Quote the listing in full, exactly as given, minus any pictures.

%%

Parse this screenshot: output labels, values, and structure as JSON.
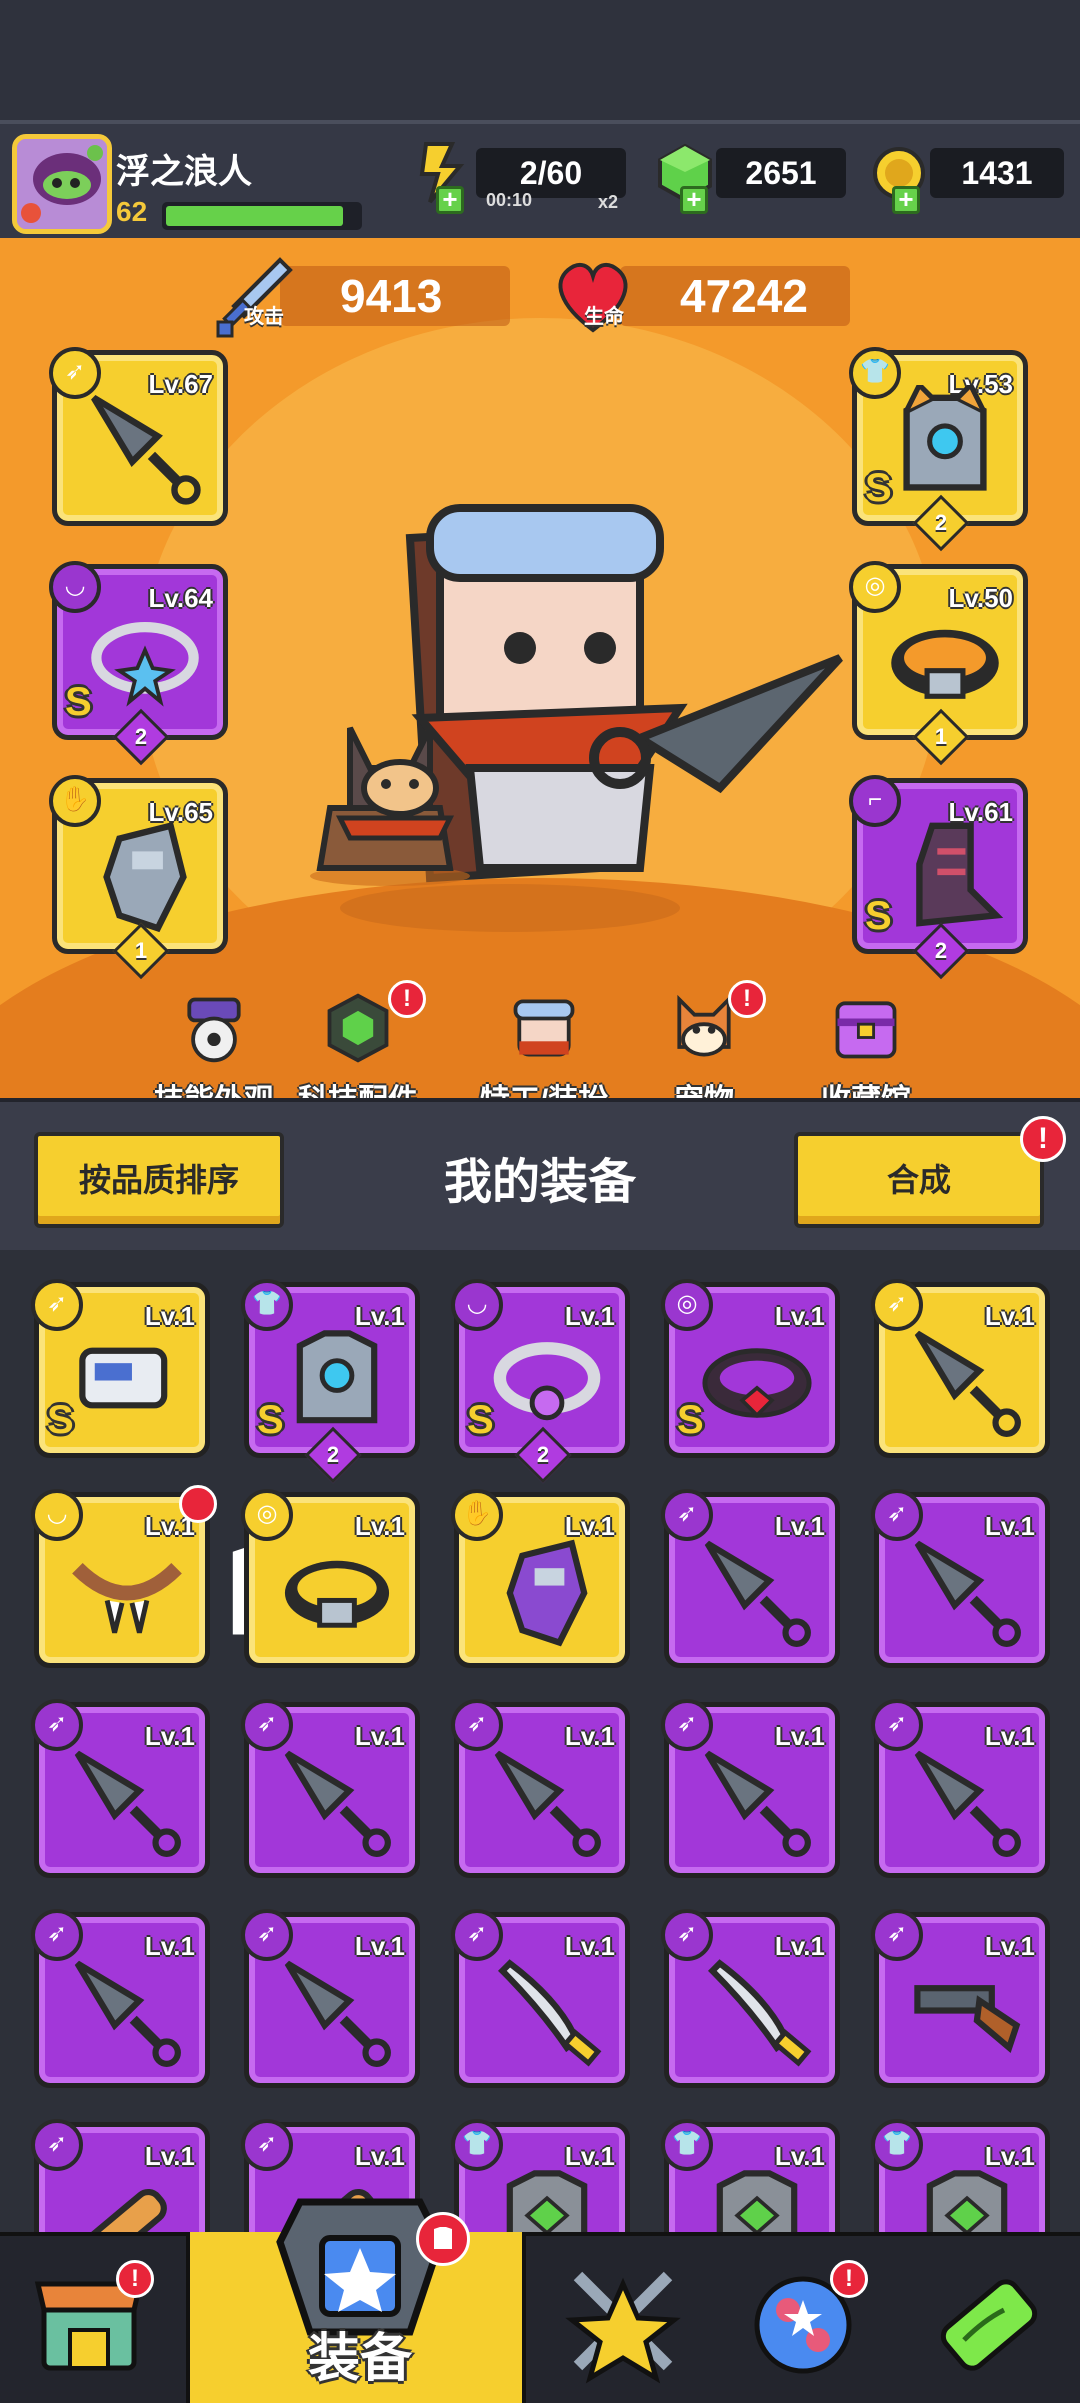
{
  "player": {
    "name": "浮之浪人",
    "level": "62",
    "xp_fraction": 0.92
  },
  "resources": {
    "energy": {
      "value": "2/60",
      "timer": "00:10",
      "multiplier": "x2",
      "icon": "energy-bolt-icon"
    },
    "gems": {
      "value": "2651",
      "icon": "green-gem-icon"
    },
    "coins": {
      "value": "1431",
      "icon": "gold-coin-icon"
    },
    "plus_glyph": "+"
  },
  "stats": {
    "attack": {
      "label": "攻击",
      "value": "9413",
      "icon": "sword-icon"
    },
    "health": {
      "label": "生命",
      "value": "47242",
      "icon": "heart-icon"
    }
  },
  "equipped": {
    "weapon": {
      "level": "Lv.67",
      "rarity_color": "yellow",
      "type_icon": "weapon-slot-icon",
      "item_icon": "kunai-icon"
    },
    "necklace": {
      "level": "Lv.64",
      "rarity_color": "purple",
      "s_mark": "S",
      "stars": "2",
      "type_icon": "necklace-slot-icon",
      "item_icon": "star-necklace-icon"
    },
    "gloves": {
      "level": "Lv.65",
      "rarity_color": "yellow",
      "stars": "1",
      "type_icon": "gloves-slot-icon",
      "item_icon": "gauntlet-icon"
    },
    "armor": {
      "level": "Lv.53",
      "rarity_color": "yellow",
      "s_mark": "S",
      "stars": "2",
      "type_icon": "armor-slot-icon",
      "item_icon": "mech-armor-icon"
    },
    "belt": {
      "level": "Lv.50",
      "rarity_color": "yellow",
      "stars": "1",
      "type_icon": "belt-slot-icon",
      "item_icon": "belt-icon"
    },
    "boots": {
      "level": "Lv.61",
      "rarity_color": "purple",
      "s_mark": "S",
      "stars": "2",
      "type_icon": "boots-slot-icon",
      "item_icon": "boots-icon"
    }
  },
  "hero_menu": [
    {
      "label": "技能外观",
      "icon": "skill-skin-icon",
      "alert": ""
    },
    {
      "label": "科技配件",
      "icon": "tech-part-icon",
      "alert": "!"
    },
    {
      "label": "特工/装扮",
      "icon": "agent-costume-icon",
      "alert": ""
    },
    {
      "label": "宠物",
      "icon": "pet-dog-icon",
      "alert": "!"
    },
    {
      "label": "收藏馆",
      "icon": "collection-chest-icon",
      "alert": ""
    }
  ],
  "equipment_panel": {
    "sort_label": "按品质排序",
    "title": "我的装备",
    "merge_label": "合成",
    "merge_alert": "!"
  },
  "inventory": [
    {
      "level": "Lv.1",
      "rarity_color": "yellow",
      "s_mark": "S",
      "stars": "",
      "item_icon": "gun-gauntlet-icon"
    },
    {
      "level": "Lv.1",
      "rarity_color": "purple",
      "s_mark": "S",
      "stars": "2",
      "item_icon": "mech-armor-icon"
    },
    {
      "level": "Lv.1",
      "rarity_color": "purple",
      "s_mark": "S",
      "stars": "2",
      "item_icon": "orb-necklace-icon"
    },
    {
      "level": "Lv.1",
      "rarity_color": "purple",
      "s_mark": "S",
      "stars": "",
      "item_icon": "ruby-belt-icon"
    },
    {
      "level": "Lv.1",
      "rarity_color": "yellow",
      "s_mark": "",
      "stars": "",
      "item_icon": "kunai-icon"
    },
    {
      "level": "Lv.1",
      "rarity_color": "yellow",
      "s_mark": "",
      "stars": "",
      "item_icon": "fang-necklace-icon",
      "new_badge": true
    },
    {
      "level": "Lv.1",
      "rarity_color": "yellow",
      "s_mark": "",
      "stars": "",
      "item_icon": "belt-icon"
    },
    {
      "level": "Lv.1",
      "rarity_color": "yellow",
      "s_mark": "",
      "stars": "",
      "item_icon": "gauntlet-icon"
    },
    {
      "level": "Lv.1",
      "rarity_color": "purple",
      "s_mark": "",
      "stars": "",
      "item_icon": "kunai-icon"
    },
    {
      "level": "Lv.1",
      "rarity_color": "purple",
      "s_mark": "",
      "stars": "",
      "item_icon": "kunai-icon"
    },
    {
      "level": "Lv.1",
      "rarity_color": "purple",
      "s_mark": "",
      "stars": "",
      "item_icon": "kunai-icon"
    },
    {
      "level": "Lv.1",
      "rarity_color": "purple",
      "s_mark": "",
      "stars": "",
      "item_icon": "kunai-icon"
    },
    {
      "level": "Lv.1",
      "rarity_color": "purple",
      "s_mark": "",
      "stars": "",
      "item_icon": "kunai-icon"
    },
    {
      "level": "Lv.1",
      "rarity_color": "purple",
      "s_mark": "",
      "stars": "",
      "item_icon": "kunai-icon"
    },
    {
      "level": "Lv.1",
      "rarity_color": "purple",
      "s_mark": "",
      "stars": "",
      "item_icon": "kunai-icon"
    },
    {
      "level": "Lv.1",
      "rarity_color": "purple",
      "s_mark": "",
      "stars": "",
      "item_icon": "kunai-icon"
    },
    {
      "level": "Lv.1",
      "rarity_color": "purple",
      "s_mark": "",
      "stars": "",
      "item_icon": "kunai-icon"
    },
    {
      "level": "Lv.1",
      "rarity_color": "purple",
      "s_mark": "",
      "stars": "",
      "item_icon": "katana-icon"
    },
    {
      "level": "Lv.1",
      "rarity_color": "purple",
      "s_mark": "",
      "stars": "",
      "item_icon": "katana-icon"
    },
    {
      "level": "Lv.1",
      "rarity_color": "purple",
      "s_mark": "",
      "stars": "",
      "item_icon": "shotgun-icon"
    },
    {
      "level": "Lv.1",
      "rarity_color": "purple",
      "s_mark": "",
      "stars": "",
      "item_icon": "club-icon"
    },
    {
      "level": "Lv.1",
      "rarity_color": "purple",
      "s_mark": "",
      "stars": "",
      "item_icon": "club-icon"
    },
    {
      "level": "Lv.1",
      "rarity_color": "purple",
      "s_mark": "",
      "stars": "",
      "item_icon": "vest-icon"
    },
    {
      "level": "Lv.1",
      "rarity_color": "purple",
      "s_mark": "",
      "stars": "",
      "item_icon": "vest-icon"
    },
    {
      "level": "Lv.1",
      "rarity_color": "purple",
      "s_mark": "",
      "stars": "",
      "item_icon": "vest-icon"
    }
  ],
  "bottom_nav": [
    {
      "label": "",
      "icon": "shop-icon",
      "alert": "!"
    },
    {
      "label": "装备",
      "icon": "equipment-icon",
      "alert": "",
      "active": true
    },
    {
      "label": "",
      "icon": "star-battle-icon",
      "alert": ""
    },
    {
      "label": "",
      "icon": "planet-icon",
      "alert": "!"
    },
    {
      "label": "",
      "icon": "dna-capsule-icon",
      "alert": ""
    }
  ],
  "colors": {
    "rarity_yellow": "#f6cf2e",
    "rarity_purple": "#a237d9",
    "hero_bg": "#f49a2b",
    "alert_red": "#e8253a"
  }
}
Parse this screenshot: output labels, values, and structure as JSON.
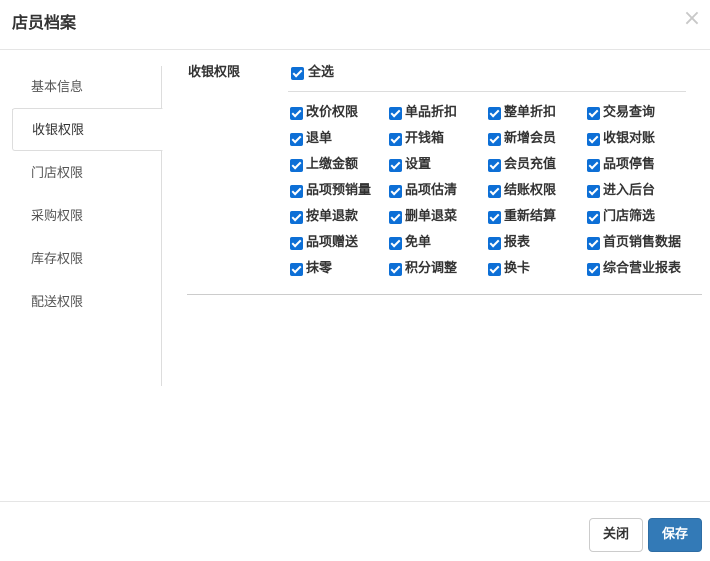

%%

● Task answer
Parse this screenshot: output labels, values, and structure as JSON.
{
  "player": {
    "name": "浮之浪人",
    "level": "62",
    "xp_fraction": 0.92
  },
  "resources": {
    "energy": {
      "value": "2/60",
      "timer": "00:10",
      "multiplier": "x2",
      "icon": "energy-bolt-icon"
    },
    "gems": {
      "value": "2651",
      "icon": "green-gem-icon"
    },
    "coins": {
      "value": "1431",
      "icon": "gold-coin-icon"
    },
    "plus_glyph": "+"
  },
  "stats": {
    "attack": {
      "label": "攻击",
      "value": "9413",
      "icon": "sword-icon"
    },
    "health": {
      "label": "生命",
      "value": "47242",
      "icon": "heart-icon"
    }
  },
  "equipped": {
    "weapon": {
      "level": "Lv.67",
      "rarity_color": "yellow",
      "type_icon": "weapon-slot-icon",
      "item_icon": "kunai-icon"
    },
    "necklace": {
      "level": "Lv.64",
      "rarity_color": "purple",
      "s_mark": "S",
      "stars": "2",
      "type_icon": "necklace-slot-icon",
      "item_icon": "star-necklace-icon"
    },
    "gloves": {
      "level": "Lv.65",
      "rarity_color": "yellow",
      "stars": "1",
      "type_icon": "gloves-slot-icon",
      "item_icon": "gauntlet-icon"
    },
    "armor": {
      "level": "Lv.53",
      "rarity_color": "yellow",
      "s_mark": "S",
      "stars": "2",
      "type_icon": "armor-slot-icon",
      "item_icon": "mech-armor-icon"
    },
    "belt": {
      "level": "Lv.50",
      "rarity_color": "yellow",
      "stars": "1",
      "type_icon": "belt-slot-icon",
      "item_icon": "belt-icon"
    },
    "boots": {
      "level": "Lv.61",
      "rarity_color": "purple",
      "s_mark": "S",
      "stars": "2",
      "type_icon": "boots-slot-icon",
      "item_icon": "boots-icon"
    }
  },
  "hero_menu": [
    {
      "label": "技能外观",
      "icon": "skill-skin-icon",
      "alert": ""
    },
    {
      "label": "科技配件",
      "icon": "tech-part-icon",
      "alert": "!"
    },
    {
      "label": "特工/装扮",
      "icon": "agent-costume-icon",
      "alert": ""
    },
    {
      "label": "宠物",
      "icon": "pet-dog-icon",
      "alert": "!"
    },
    {
      "label": "收藏馆",
      "icon": "collection-chest-icon",
      "alert": ""
    }
  ],
  "equipment_panel": {
    "sort_label": "按品质排序",
    "title": "我的装备",
    "merge_label": "合成",
    "merge_alert": "!"
  },
  "inventory": [
    {
      "level": "Lv.1",
      "rarity_color": "yellow",
      "s_mark": "S",
      "stars": "",
      "item_icon": "gun-gauntlet-icon"
    },
    {
      "level": "Lv.1",
      "rarity_color": "purple",
      "s_mark": "S",
      "stars": "2",
      "item_icon": "mech-armor-icon"
    },
    {
      "level": "Lv.1",
      "rarity_color": "purple",
      "s_mark": "S",
      "stars": "2",
      "item_icon": "orb-necklace-icon"
    },
    {
      "level": "Lv.1",
      "rarity_color": "purple",
      "s_mark": "S",
      "stars": "",
      "item_icon": "ruby-belt-icon"
    },
    {
      "level": "Lv.1",
      "rarity_color": "yellow",
      "s_mark": "",
      "stars": "",
      "item_icon": "kunai-icon"
    },
    {
      "level": "Lv.1",
      "rarity_color": "yellow",
      "s_mark": "",
      "stars": "",
      "item_icon": "fang-necklace-icon",
      "new_badge": true
    },
    {
      "level": "Lv.1",
      "rarity_color": "yellow",
      "s_mark": "",
      "stars": "",
      "item_icon": "belt-icon"
    },
    {
      "level": "Lv.1",
      "rarity_color": "yellow",
      "s_mark": "",
      "stars": "",
      "item_icon": "gauntlet-icon"
    },
    {
      "level": "Lv.1",
      "rarity_color": "purple",
      "s_mark": "",
      "stars": "",
      "item_icon": "kunai-icon"
    },
    {
      "level": "Lv.1",
      "rarity_color": "purple",
      "s_mark": "",
      "stars": "",
      "item_icon": "kunai-icon"
    },
    {
      "level": "Lv.1",
      "rarity_color": "purple",
      "s_mark": "",
      "stars": "",
      "item_icon": "kunai-icon"
    },
    {
      "level": "Lv.1",
      "rarity_color": "purple",
      "s_mark": "",
      "stars": "",
      "item_icon": "kunai-icon"
    },
    {
      "level": "Lv.1",
      "rarity_color": "purple",
      "s_mark": "",
      "stars": "",
      "item_icon": "kunai-icon"
    },
    {
      "level": "Lv.1",
      "rarity_color": "purple",
      "s_mark": "",
      "stars": "",
      "item_icon": "kunai-icon"
    },
    {
      "level": "Lv.1",
      "rarity_color": "purple",
      "s_mark": "",
      "stars": "",
      "item_icon": "kunai-icon"
    },
    {
      "level": "Lv.1",
      "rarity_color": "purple",
      "s_mark": "",
      "stars": "",
      "item_icon": "kunai-icon"
    },
    {
      "level": "Lv.1",
      "rarity_color": "purple",
      "s_mark": "",
      "stars": "",
      "item_icon": "kunai-icon"
    },
    {
      "level": "Lv.1",
      "rarity_color": "purple",
      "s_mark": "",
      "stars": "",
      "item_icon": "katana-icon"
    },
    {
      "level": "Lv.1",
      "rarity_color": "purple",
      "s_mark": "",
      "stars": "",
      "item_icon": "katana-icon"
    },
    {
      "level": "Lv.1",
      "rarity_color": "purple",
      "s_mark": "",
      "stars": "",
      "item_icon": "shotgun-icon"
    },
    {
      "level": "Lv.1",
      "rarity_color": "purple",
      "s_mark": "",
      "stars": "",
      "item_icon": "club-icon"
    },
    {
      "level": "Lv.1",
      "rarity_color": "purple",
      "s_mark": "",
      "stars": "",
      "item_icon": "club-icon"
    },
    {
      "level": "Lv.1",
      "rarity_color": "purple",
      "s_mark": "",
      "stars": "",
      "item_icon": "vest-icon"
    },
    {
      "level": "Lv.1",
      "rarity_color": "purple",
      "s_mark": "",
      "stars": "",
      "item_icon": "vest-icon"
    },
    {
      "level": "Lv.1",
      "rarity_color": "purple",
      "s_mark": "",
      "stars": "",
      "item_icon": "vest-icon"
    }
  ],
  "bottom_nav": [
    {
      "label": "",
      "icon": "shop-icon",
      "alert": "!"
    },
    {
      "label": "装备",
      "icon": "equipment-icon",
      "alert": "",
      "active": true
    },
    {
      "label": "",
      "icon": "star-battle-icon",
      "alert": ""
    },
    {
      "label": "",
      "icon": "planet-icon",
      "alert": "!"
    },
    {
      "label": "",
      "icon": "dna-capsule-icon",
      "alert": ""
    }
  ],
  "colors": {
    "rarity_yellow": "#f6cf2e",
    "rarity_purple": "#a237d9",
    "hero_bg": "#f49a2b",
    "alert_red": "#e8253a"
  }
}
Parse this screenshot: output labels, values, and structure as JSON.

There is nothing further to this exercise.